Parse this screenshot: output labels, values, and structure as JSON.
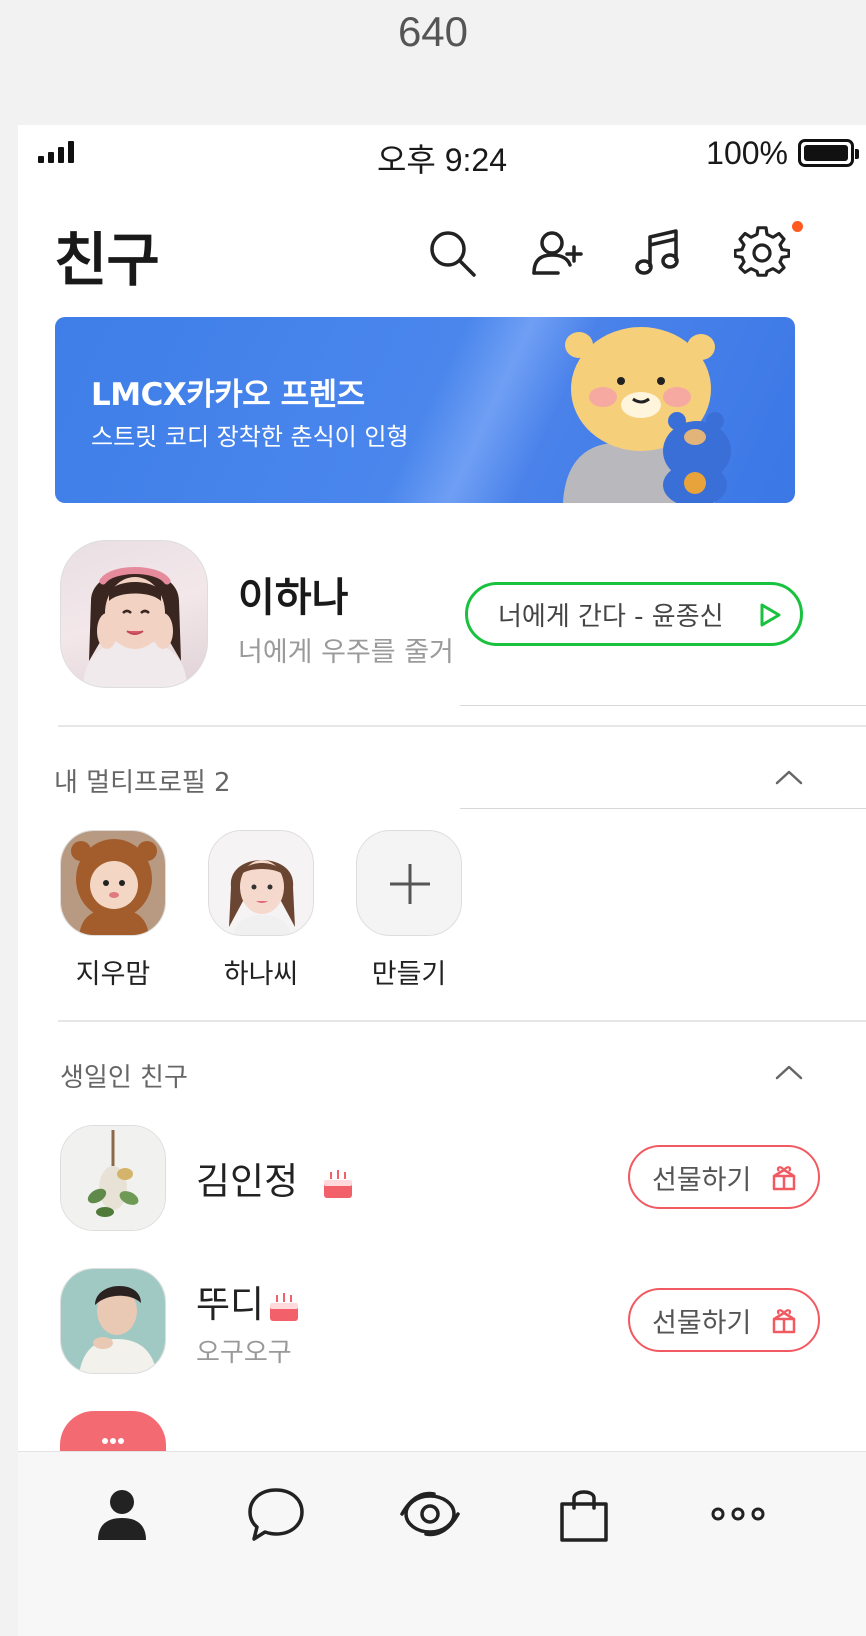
{
  "top_label": "640",
  "status_bar": {
    "time": "오후 9:24",
    "battery_percent": "100%"
  },
  "header": {
    "title": "친구"
  },
  "banner": {
    "title": "LMCX카카오 프렌즈",
    "subtitle": "스트릿 코디 장착한 춘식이 인형"
  },
  "my_profile": {
    "name": "이하나",
    "status_message": "너에게 우주를 줄거",
    "music": "너에게 간다 - 윤종신"
  },
  "multi_profile": {
    "title": "내 멀티프로필 2",
    "items": [
      {
        "label": "지우맘"
      },
      {
        "label": "하나씨"
      },
      {
        "label": "만들기"
      }
    ]
  },
  "birthday": {
    "title": "생일인 친구",
    "friends": [
      {
        "name": "김인정",
        "sub": "",
        "button": "선물하기"
      },
      {
        "name": "뚜디",
        "sub": "오구오구",
        "button": "선물하기"
      }
    ]
  },
  "colors": {
    "accent_green": "#19c23e",
    "gift_red": "#f25a62",
    "banner_blue": "#3f7ee8",
    "notification_dot": "#ff5a1f"
  },
  "tabs": [
    "friends-tab",
    "chats-tab",
    "view-tab",
    "shopping-tab",
    "more-tab"
  ]
}
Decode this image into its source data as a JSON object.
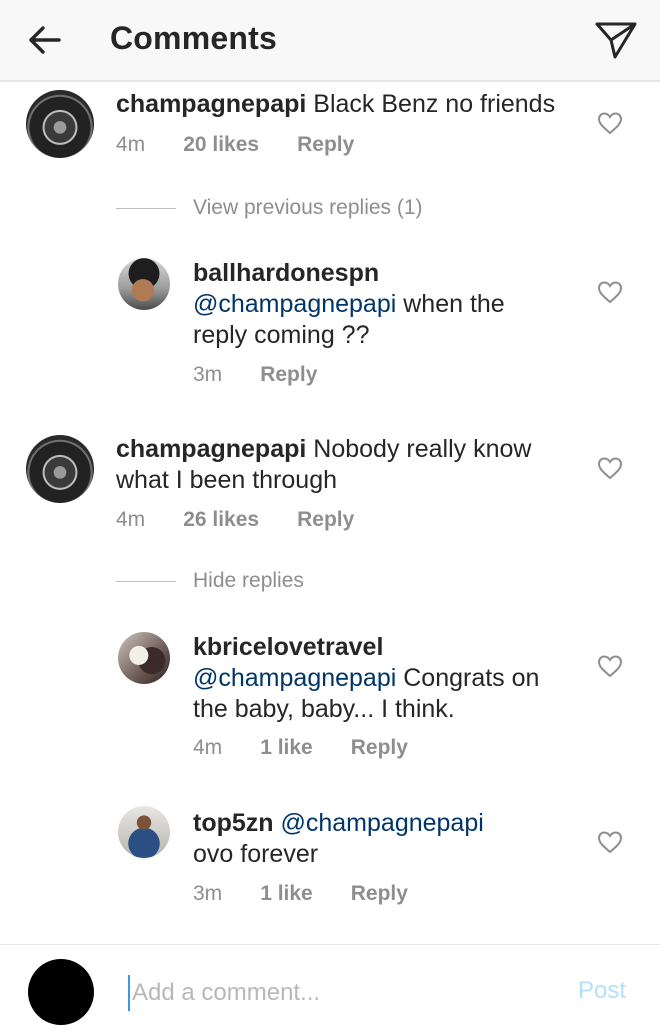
{
  "header": {
    "title": "Comments",
    "back_icon": "arrow-left-icon",
    "send_icon": "paper-plane-icon"
  },
  "comments": [
    {
      "username": "champagnepapi",
      "text": "Black Benz no friends",
      "time": "4m",
      "likes": "20 likes",
      "reply": "Reply",
      "replies_toggle": "View previous replies (1)",
      "replies": [
        {
          "username": "ballhardonespn",
          "mention": "@champagnepapi",
          "text": " when the reply coming ??",
          "time": "3m",
          "reply": "Reply"
        }
      ]
    },
    {
      "username": "champagnepapi",
      "text": "Nobody really know what I been through",
      "time": "4m",
      "likes": "26 likes",
      "reply": "Reply",
      "replies_toggle": "Hide replies",
      "replies": [
        {
          "username": "kbricelovetravel",
          "mention": "@champagnepapi",
          "text": " Congrats on the baby,  baby... I think.",
          "time": "4m",
          "likes": "1 like",
          "reply": "Reply"
        },
        {
          "username": "top5zn",
          "mention": "@champagnepapi",
          "text": "ovo forever",
          "time": "3m",
          "likes": "1 like",
          "reply": "Reply"
        }
      ]
    }
  ],
  "footer": {
    "placeholder": "Add a comment...",
    "post_label": "Post"
  },
  "colors": {
    "mention": "#003569",
    "muted": "#8e8e8e",
    "post_disabled": "#b2dffc"
  }
}
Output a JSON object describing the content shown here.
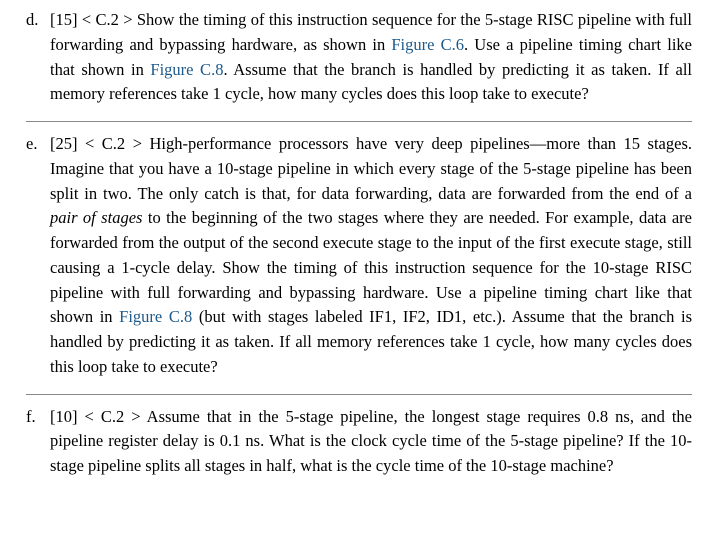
{
  "items": [
    {
      "marker": "d.",
      "prefix": "[15] < C.2 > ",
      "seg1": "Show the timing of this instruction sequence for the 5-stage RISC pipeline with full forwarding and bypassing hardware, as shown in ",
      "link1": "Figure C.6",
      "seg2": ". Use a pipeline timing chart like that shown in ",
      "link2": "Figure C.8",
      "seg3": ". Assume that the branch is handled by predicting it as taken. If all memory references take 1 cycle, how many cycles does this loop take to execute?"
    },
    {
      "marker": "e.",
      "prefix": "[25] < C.2 > ",
      "seg1": "High-performance processors have very deep pipelines—more than 15 stages. Imagine that you have a 10-stage pipeline in which every stage of the 5-stage pipeline has been split in two. The only catch is that, for data forwarding, data are forwarded from the end of a ",
      "italic1": "pair of stages",
      "seg2": " to the beginning of the two stages where they are needed. For example, data are forwarded from the output of the second execute stage to the input of the first execute stage, still causing a 1-cycle delay. Show the timing of this instruction sequence for the 10-stage RISC pipeline with full forwarding and bypassing hardware. Use a pipeline timing chart like that shown in ",
      "link1": "Figure C.8",
      "seg3": " (but with stages labeled IF1, IF2, ID1, etc.). Assume that the branch is handled by predicting it as taken. If all memory references take 1 cycle, how many cycles does this loop take to execute?"
    },
    {
      "marker": "f.",
      "prefix": "[10] < C.2 > ",
      "seg1": "Assume that in the 5-stage pipeline, the longest stage requires 0.8 ns, and the pipeline register delay is 0.1 ns. What is the clock cycle time of the 5-stage pipeline? If the 10-stage pipeline splits all stages in half, what is the cycle time of the 10-stage machine?"
    }
  ]
}
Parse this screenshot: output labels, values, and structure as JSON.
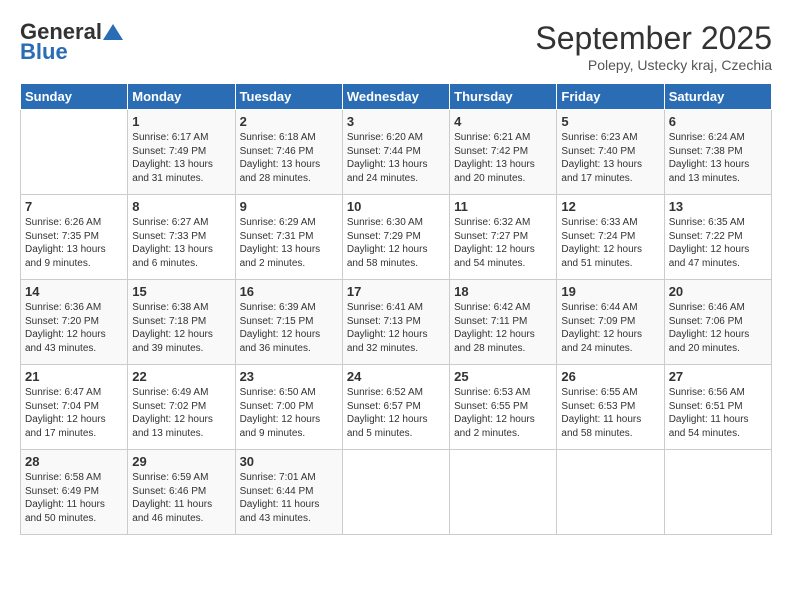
{
  "header": {
    "logo_general": "General",
    "logo_blue": "Blue",
    "month": "September 2025",
    "location": "Polepy, Ustecky kraj, Czechia"
  },
  "weekdays": [
    "Sunday",
    "Monday",
    "Tuesday",
    "Wednesday",
    "Thursday",
    "Friday",
    "Saturday"
  ],
  "weeks": [
    [
      {
        "day": "",
        "info": ""
      },
      {
        "day": "1",
        "info": "Sunrise: 6:17 AM\nSunset: 7:49 PM\nDaylight: 13 hours\nand 31 minutes."
      },
      {
        "day": "2",
        "info": "Sunrise: 6:18 AM\nSunset: 7:46 PM\nDaylight: 13 hours\nand 28 minutes."
      },
      {
        "day": "3",
        "info": "Sunrise: 6:20 AM\nSunset: 7:44 PM\nDaylight: 13 hours\nand 24 minutes."
      },
      {
        "day": "4",
        "info": "Sunrise: 6:21 AM\nSunset: 7:42 PM\nDaylight: 13 hours\nand 20 minutes."
      },
      {
        "day": "5",
        "info": "Sunrise: 6:23 AM\nSunset: 7:40 PM\nDaylight: 13 hours\nand 17 minutes."
      },
      {
        "day": "6",
        "info": "Sunrise: 6:24 AM\nSunset: 7:38 PM\nDaylight: 13 hours\nand 13 minutes."
      }
    ],
    [
      {
        "day": "7",
        "info": "Sunrise: 6:26 AM\nSunset: 7:35 PM\nDaylight: 13 hours\nand 9 minutes."
      },
      {
        "day": "8",
        "info": "Sunrise: 6:27 AM\nSunset: 7:33 PM\nDaylight: 13 hours\nand 6 minutes."
      },
      {
        "day": "9",
        "info": "Sunrise: 6:29 AM\nSunset: 7:31 PM\nDaylight: 13 hours\nand 2 minutes."
      },
      {
        "day": "10",
        "info": "Sunrise: 6:30 AM\nSunset: 7:29 PM\nDaylight: 12 hours\nand 58 minutes."
      },
      {
        "day": "11",
        "info": "Sunrise: 6:32 AM\nSunset: 7:27 PM\nDaylight: 12 hours\nand 54 minutes."
      },
      {
        "day": "12",
        "info": "Sunrise: 6:33 AM\nSunset: 7:24 PM\nDaylight: 12 hours\nand 51 minutes."
      },
      {
        "day": "13",
        "info": "Sunrise: 6:35 AM\nSunset: 7:22 PM\nDaylight: 12 hours\nand 47 minutes."
      }
    ],
    [
      {
        "day": "14",
        "info": "Sunrise: 6:36 AM\nSunset: 7:20 PM\nDaylight: 12 hours\nand 43 minutes."
      },
      {
        "day": "15",
        "info": "Sunrise: 6:38 AM\nSunset: 7:18 PM\nDaylight: 12 hours\nand 39 minutes."
      },
      {
        "day": "16",
        "info": "Sunrise: 6:39 AM\nSunset: 7:15 PM\nDaylight: 12 hours\nand 36 minutes."
      },
      {
        "day": "17",
        "info": "Sunrise: 6:41 AM\nSunset: 7:13 PM\nDaylight: 12 hours\nand 32 minutes."
      },
      {
        "day": "18",
        "info": "Sunrise: 6:42 AM\nSunset: 7:11 PM\nDaylight: 12 hours\nand 28 minutes."
      },
      {
        "day": "19",
        "info": "Sunrise: 6:44 AM\nSunset: 7:09 PM\nDaylight: 12 hours\nand 24 minutes."
      },
      {
        "day": "20",
        "info": "Sunrise: 6:46 AM\nSunset: 7:06 PM\nDaylight: 12 hours\nand 20 minutes."
      }
    ],
    [
      {
        "day": "21",
        "info": "Sunrise: 6:47 AM\nSunset: 7:04 PM\nDaylight: 12 hours\nand 17 minutes."
      },
      {
        "day": "22",
        "info": "Sunrise: 6:49 AM\nSunset: 7:02 PM\nDaylight: 12 hours\nand 13 minutes."
      },
      {
        "day": "23",
        "info": "Sunrise: 6:50 AM\nSunset: 7:00 PM\nDaylight: 12 hours\nand 9 minutes."
      },
      {
        "day": "24",
        "info": "Sunrise: 6:52 AM\nSunset: 6:57 PM\nDaylight: 12 hours\nand 5 minutes."
      },
      {
        "day": "25",
        "info": "Sunrise: 6:53 AM\nSunset: 6:55 PM\nDaylight: 12 hours\nand 2 minutes."
      },
      {
        "day": "26",
        "info": "Sunrise: 6:55 AM\nSunset: 6:53 PM\nDaylight: 11 hours\nand 58 minutes."
      },
      {
        "day": "27",
        "info": "Sunrise: 6:56 AM\nSunset: 6:51 PM\nDaylight: 11 hours\nand 54 minutes."
      }
    ],
    [
      {
        "day": "28",
        "info": "Sunrise: 6:58 AM\nSunset: 6:49 PM\nDaylight: 11 hours\nand 50 minutes."
      },
      {
        "day": "29",
        "info": "Sunrise: 6:59 AM\nSunset: 6:46 PM\nDaylight: 11 hours\nand 46 minutes."
      },
      {
        "day": "30",
        "info": "Sunrise: 7:01 AM\nSunset: 6:44 PM\nDaylight: 11 hours\nand 43 minutes."
      },
      {
        "day": "",
        "info": ""
      },
      {
        "day": "",
        "info": ""
      },
      {
        "day": "",
        "info": ""
      },
      {
        "day": "",
        "info": ""
      }
    ]
  ]
}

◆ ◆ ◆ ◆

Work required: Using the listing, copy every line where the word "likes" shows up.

Reply to the exercise:
      "likes": "20 likes",
      "likes": "26 likes",
          "likes": "1 like",
          "likes": "1 like",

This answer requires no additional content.